*** EXERCISE INPUT ***
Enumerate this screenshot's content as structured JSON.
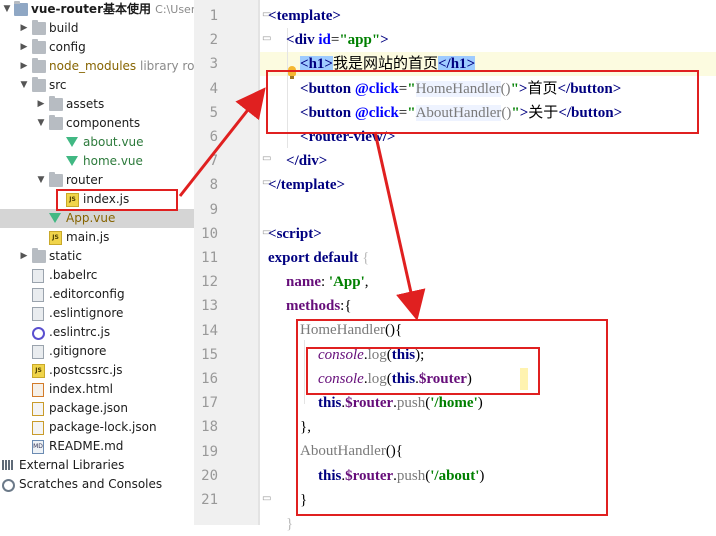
{
  "project": {
    "name": "vue-router基本使用",
    "path": "C:\\Users\\z"
  },
  "tree": [
    {
      "key": "build",
      "label": "build",
      "type": "folder",
      "indent": 1,
      "arrow": "right"
    },
    {
      "key": "config",
      "label": "config",
      "type": "folder",
      "indent": 1,
      "arrow": "right"
    },
    {
      "key": "node_modules",
      "label": "node_modules",
      "sub": "library root",
      "type": "folder",
      "indent": 1,
      "arrow": "right",
      "mod": true
    },
    {
      "key": "src",
      "label": "src",
      "type": "folder",
      "indent": 1,
      "arrow": "down"
    },
    {
      "key": "assets",
      "label": "assets",
      "type": "folder",
      "indent": 2,
      "arrow": "right"
    },
    {
      "key": "components",
      "label": "components",
      "type": "folder",
      "indent": 2,
      "arrow": "down"
    },
    {
      "key": "about-vue",
      "label": "about.vue",
      "type": "vue",
      "indent": 3
    },
    {
      "key": "home-vue",
      "label": "home.vue",
      "type": "vue",
      "indent": 3
    },
    {
      "key": "router",
      "label": "router",
      "type": "folder",
      "indent": 2,
      "arrow": "down"
    },
    {
      "key": "index-js",
      "label": "index.js",
      "type": "js",
      "indent": 3
    },
    {
      "key": "app-vue",
      "label": "App.vue",
      "type": "vue",
      "indent": 2,
      "selected": true,
      "mod": true
    },
    {
      "key": "main-js",
      "label": "main.js",
      "type": "js",
      "indent": 2
    },
    {
      "key": "static",
      "label": "static",
      "type": "folder",
      "indent": 1,
      "arrow": "right"
    },
    {
      "key": "babelrc",
      "label": ".babelrc",
      "type": "file",
      "indent": 1
    },
    {
      "key": "editorconfig",
      "label": ".editorconfig",
      "type": "file",
      "indent": 1
    },
    {
      "key": "eslintignore",
      "label": ".eslintignore",
      "type": "file",
      "indent": 1
    },
    {
      "key": "eslintrc",
      "label": ".eslintrc.js",
      "type": "eslint",
      "indent": 1
    },
    {
      "key": "gitignore",
      "label": ".gitignore",
      "type": "file",
      "indent": 1
    },
    {
      "key": "postcssrc",
      "label": ".postcssrc.js",
      "type": "js",
      "indent": 1
    },
    {
      "key": "index-html",
      "label": "index.html",
      "type": "html",
      "indent": 1
    },
    {
      "key": "package-json",
      "label": "package.json",
      "type": "json",
      "indent": 1
    },
    {
      "key": "package-lock",
      "label": "package-lock.json",
      "type": "json",
      "indent": 1
    },
    {
      "key": "readme",
      "label": "README.md",
      "type": "md",
      "indent": 1
    },
    {
      "key": "ext-libs",
      "label": "External Libraries",
      "type": "lib",
      "indent": 0
    },
    {
      "key": "scratches",
      "label": "Scratches and Consoles",
      "type": "scratch",
      "indent": 0
    }
  ],
  "line_numbers": [
    "1",
    "2",
    "3",
    "4",
    "5",
    "6",
    "7",
    "8",
    "9",
    "10",
    "11",
    "12",
    "13",
    "14",
    "15",
    "16",
    "17",
    "18",
    "19",
    "20",
    "21"
  ],
  "code": {
    "l1_tag": "template",
    "l2_div": "div",
    "l2_attr": "id",
    "l2_val": "\"app\"",
    "l3_h1_open": "h1",
    "l3_text": "我是网站的首页",
    "l3_h1_close": "/h1",
    "l4_button": "button",
    "l4_attr": "@click",
    "l4_val_q": "\"",
    "l4_handler": "HomeHandler",
    "l4_parens": "()",
    "l4_text": "首页",
    "l4_close": "/button",
    "l5_button": "button",
    "l5_attr": "@click",
    "l5_val_q": "\"",
    "l5_handler": "AboutHandler",
    "l5_parens": "()",
    "l5_text": "关于",
    "l5_close": "/button",
    "l6_tag": "router-view/",
    "l7_tag": "/div",
    "l8_tag": "/template",
    "l10_tag": "script",
    "l11_export": "export",
    "l11_default": "default",
    "l11_brace": "{",
    "l12_key": "name",
    "l12_val": "'App'",
    "l13_key": "methods",
    "l13_rest": ":{",
    "l14_fn": "HomeHandler",
    "l14_rest": "(){",
    "l15_obj": "console",
    "l15_m": "log",
    "l15_arg": "this",
    "l16_obj": "console",
    "l16_m": "log",
    "l16_this": "this",
    "l16_prop": "$router",
    "l17_this": "this",
    "l17_prop": "$router",
    "l17_m": "push",
    "l17_arg": "'/home'",
    "l18": "},",
    "l19_fn": "AboutHandler",
    "l19_rest": "(){",
    "l20_this": "this",
    "l20_prop": "$router",
    "l20_m": "push",
    "l20_arg": "'/about'",
    "l21": "}"
  }
}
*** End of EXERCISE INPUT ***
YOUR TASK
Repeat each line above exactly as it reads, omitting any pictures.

ANSWER TO THE EXERCISE
Enumerate this screenshot's content as structured JSON.
{
  "project": {
    "name": "vue-router基本使用",
    "path": "C:\\Users\\z"
  },
  "tree": [
    {
      "key": "build",
      "label": "build",
      "type": "folder",
      "indent": 1,
      "arrow": "right"
    },
    {
      "key": "config",
      "label": "config",
      "type": "folder",
      "indent": 1,
      "arrow": "right"
    },
    {
      "key": "node_modules",
      "label": "node_modules",
      "sub": "library root",
      "type": "folder",
      "indent": 1,
      "arrow": "right",
      "mod": true
    },
    {
      "key": "src",
      "label": "src",
      "type": "folder",
      "indent": 1,
      "arrow": "down"
    },
    {
      "key": "assets",
      "label": "assets",
      "type": "folder",
      "indent": 2,
      "arrow": "right"
    },
    {
      "key": "components",
      "label": "components",
      "type": "folder",
      "indent": 2,
      "arrow": "down"
    },
    {
      "key": "about-vue",
      "label": "about.vue",
      "type": "vue",
      "indent": 3
    },
    {
      "key": "home-vue",
      "label": "home.vue",
      "type": "vue",
      "indent": 3
    },
    {
      "key": "router",
      "label": "router",
      "type": "folder",
      "indent": 2,
      "arrow": "down"
    },
    {
      "key": "index-js",
      "label": "index.js",
      "type": "js",
      "indent": 3
    },
    {
      "key": "app-vue",
      "label": "App.vue",
      "type": "vue",
      "indent": 2,
      "selected": true,
      "mod": true
    },
    {
      "key": "main-js",
      "label": "main.js",
      "type": "js",
      "indent": 2
    },
    {
      "key": "static",
      "label": "static",
      "type": "folder",
      "indent": 1,
      "arrow": "right"
    },
    {
      "key": "babelrc",
      "label": ".babelrc",
      "type": "file",
      "indent": 1
    },
    {
      "key": "editorconfig",
      "label": ".editorconfig",
      "type": "file",
      "indent": 1
    },
    {
      "key": "eslintignore",
      "label": ".eslintignore",
      "type": "file",
      "indent": 1
    },
    {
      "key": "eslintrc",
      "label": ".eslintrc.js",
      "type": "eslint",
      "indent": 1
    },
    {
      "key": "gitignore",
      "label": ".gitignore",
      "type": "file",
      "indent": 1
    },
    {
      "key": "postcssrc",
      "label": ".postcssrc.js",
      "type": "js",
      "indent": 1
    },
    {
      "key": "index-html",
      "label": "index.html",
      "type": "html",
      "indent": 1
    },
    {
      "key": "package-json",
      "label": "package.json",
      "type": "json",
      "indent": 1
    },
    {
      "key": "package-lock",
      "label": "package-lock.json",
      "type": "json",
      "indent": 1
    },
    {
      "key": "readme",
      "label": "README.md",
      "type": "md",
      "indent": 1
    },
    {
      "key": "ext-libs",
      "label": "External Libraries",
      "type": "lib",
      "indent": 0
    },
    {
      "key": "scratches",
      "label": "Scratches and Consoles",
      "type": "scratch",
      "indent": 0
    }
  ],
  "line_numbers": [
    "1",
    "2",
    "3",
    "4",
    "5",
    "6",
    "7",
    "8",
    "9",
    "10",
    "11",
    "12",
    "13",
    "14",
    "15",
    "16",
    "17",
    "18",
    "19",
    "20",
    "21"
  ],
  "code": {
    "l1_tag": "template",
    "l2_div": "div",
    "l2_attr": "id",
    "l2_val": "\"app\"",
    "l3_h1_open": "h1",
    "l3_text": "我是网站的首页",
    "l3_h1_close": "/h1",
    "l4_button": "button",
    "l4_attr": "@click",
    "l4_val_q": "\"",
    "l4_handler": "HomeHandler",
    "l4_parens": "()",
    "l4_text": "首页",
    "l4_close": "/button",
    "l5_button": "button",
    "l5_attr": "@click",
    "l5_val_q": "\"",
    "l5_handler": "AboutHandler",
    "l5_parens": "()",
    "l5_text": "关于",
    "l5_close": "/button",
    "l6_tag": "router-view/",
    "l7_tag": "/div",
    "l8_tag": "/template",
    "l10_tag": "script",
    "l11_export": "export",
    "l11_default": "default",
    "l11_brace": "{",
    "l12_key": "name",
    "l12_val": "'App'",
    "l13_key": "methods",
    "l13_rest": ":{",
    "l14_fn": "HomeHandler",
    "l14_rest": "(){",
    "l15_obj": "console",
    "l15_m": "log",
    "l15_arg": "this",
    "l16_obj": "console",
    "l16_m": "log",
    "l16_this": "this",
    "l16_prop": "$router",
    "l17_this": "this",
    "l17_prop": "$router",
    "l17_m": "push",
    "l17_arg": "'/home'",
    "l18": "},",
    "l19_fn": "AboutHandler",
    "l19_rest": "(){",
    "l20_this": "this",
    "l20_prop": "$router",
    "l20_m": "push",
    "l20_arg": "'/about'",
    "l21": "}"
  }
}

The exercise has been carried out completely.